• _WORK REQUEST_
Leave the images aside and output every entry exactly.

Stored data entries

:::::

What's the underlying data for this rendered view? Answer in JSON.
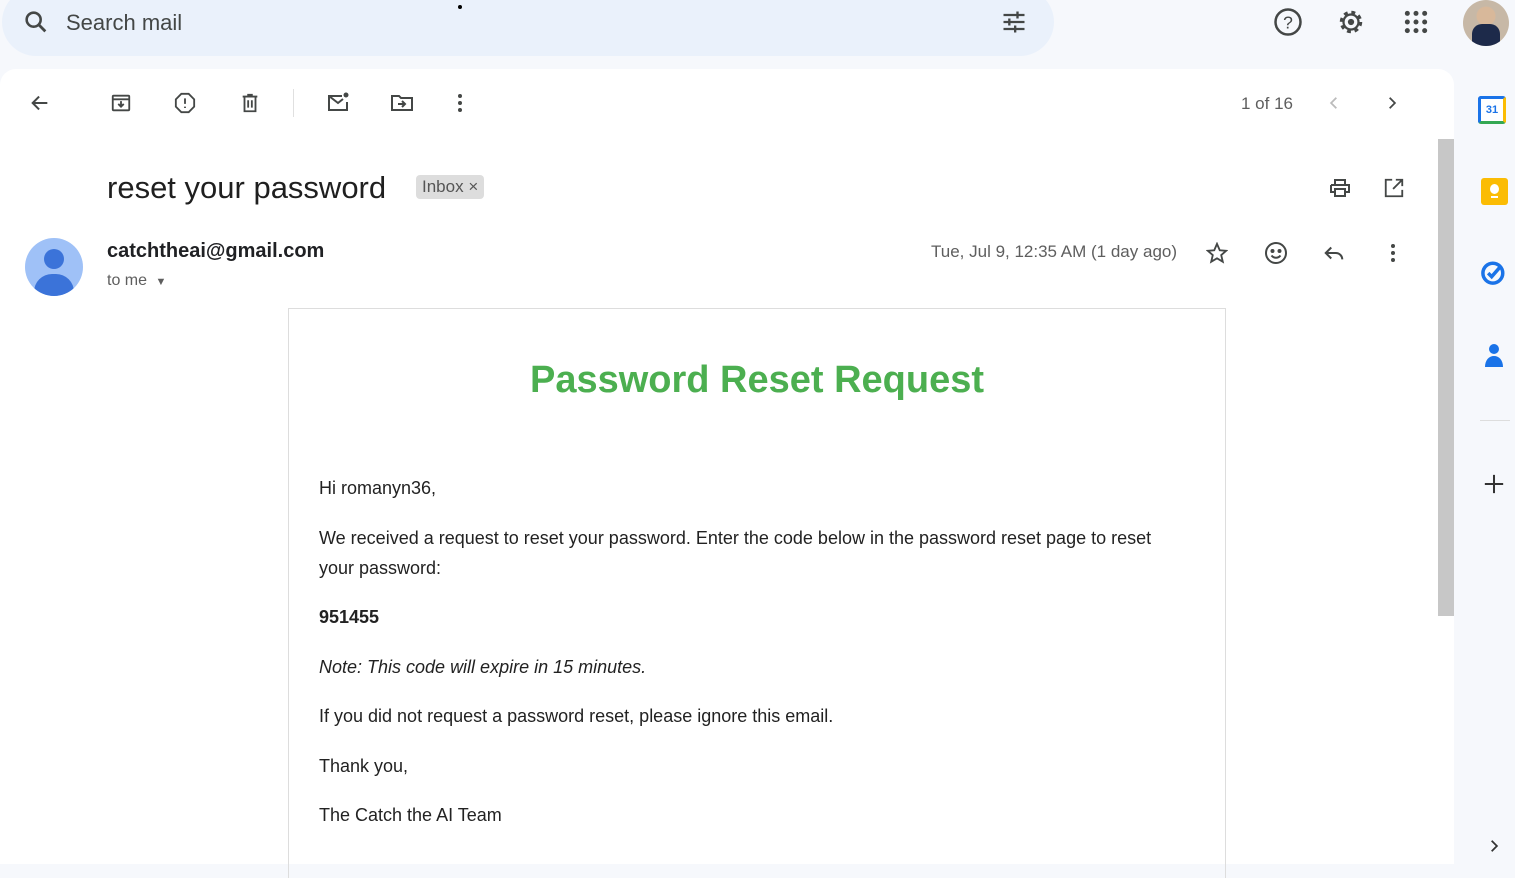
{
  "search": {
    "placeholder": "Search mail"
  },
  "toolbar": {
    "pagination": "1 of 16"
  },
  "email": {
    "subject": "reset your password",
    "label": "Inbox",
    "label_remove": "×",
    "sender": "catchtheai@gmail.com",
    "recipient": "to me",
    "date": "Tue, Jul 9, 12:35 AM (1 day ago)",
    "body": {
      "heading": "Password Reset Request",
      "greeting": "Hi romanyn36,",
      "intro": "We received a request to reset your password. Enter the code below in the password reset page to reset your password:",
      "code": "951455",
      "note": "Note: This code will expire in 15 minutes.",
      "ignore": "If you did not request a password reset, please ignore this email.",
      "thanks": "Thank you,",
      "signature": "The Catch the AI Team"
    }
  },
  "side_panel": {
    "calendar_day": "31"
  },
  "colors": {
    "heading_green": "#4caf50",
    "calendar_blue": "#1a73e8",
    "keep_yellow": "#fbbc04"
  }
}
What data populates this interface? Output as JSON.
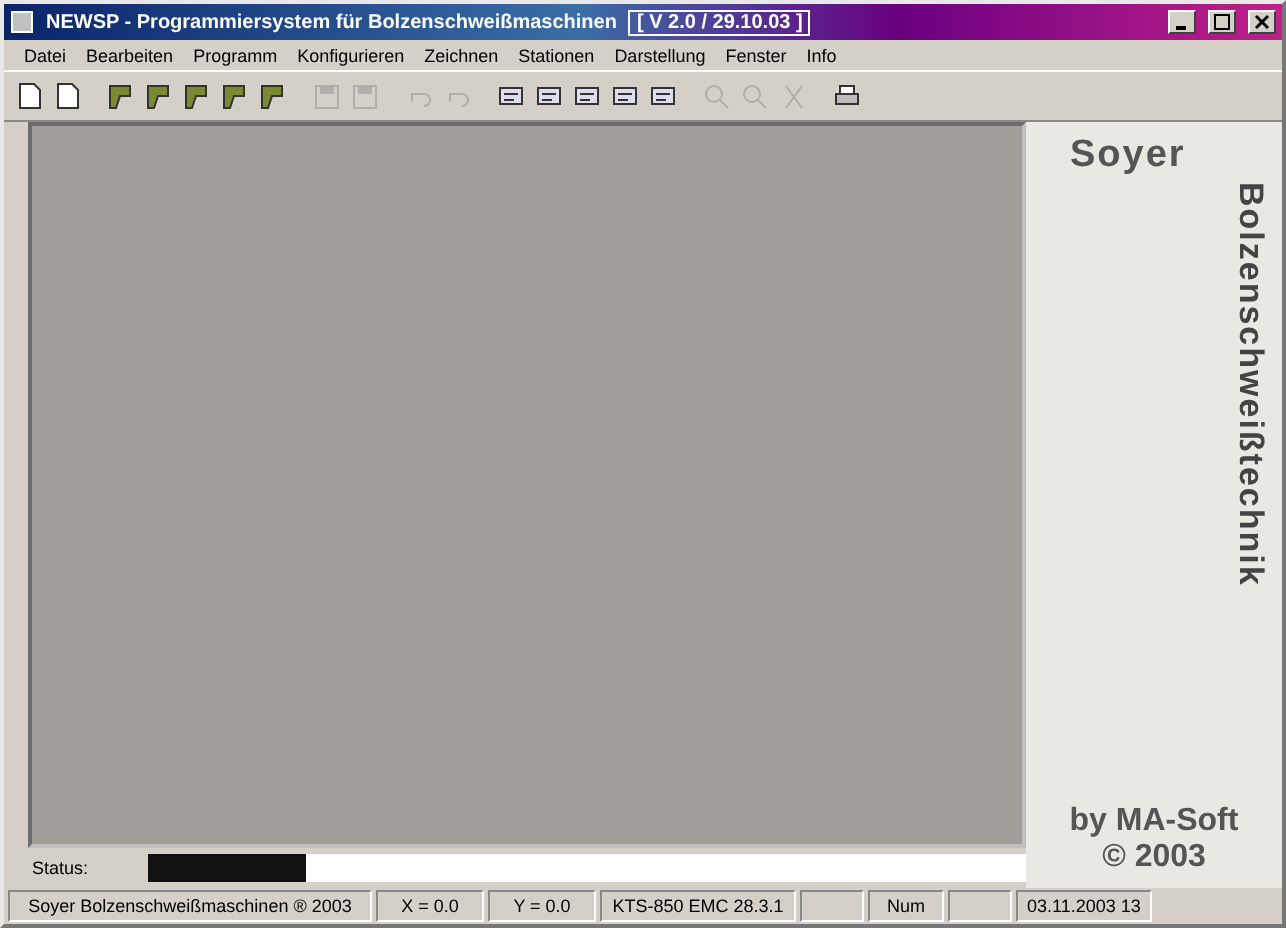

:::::

• _RESULT OF THIS EXERCISE_
What's the underlying data for this rendered view? Answer in JSON.
{
  "search": {
    "placeholder": "Search mail"
  },
  "toolbar": {
    "pagination": "1 of 16"
  },
  "email": {
    "subject": "reset your password",
    "label": "Inbox",
    "label_remove": "×",
    "sender": "catchtheai@gmail.com",
    "recipient": "to me",
    "date": "Tue, Jul 9, 12:35 AM (1 day ago)",
    "body": {
      "heading": "Password Reset Request",
      "greeting": "Hi romanyn36,",
      "intro": "We received a request to reset your password. Enter the code below in the password reset page to reset your password:",
      "code": "951455",
      "note": "Note: This code will expire in 15 minutes.",
      "ignore": "If you did not request a password reset, please ignore this email.",
      "thanks": "Thank you,",
      "signature": "The Catch the AI Team"
    }
  },
  "side_panel": {
    "calendar_day": "31"
  },
  "colors": {
    "heading_green": "#4caf50",
    "calendar_blue": "#1a73e8",
    "keep_yellow": "#fbbc04"
  }
}
What data populates this interface? Output as JSON.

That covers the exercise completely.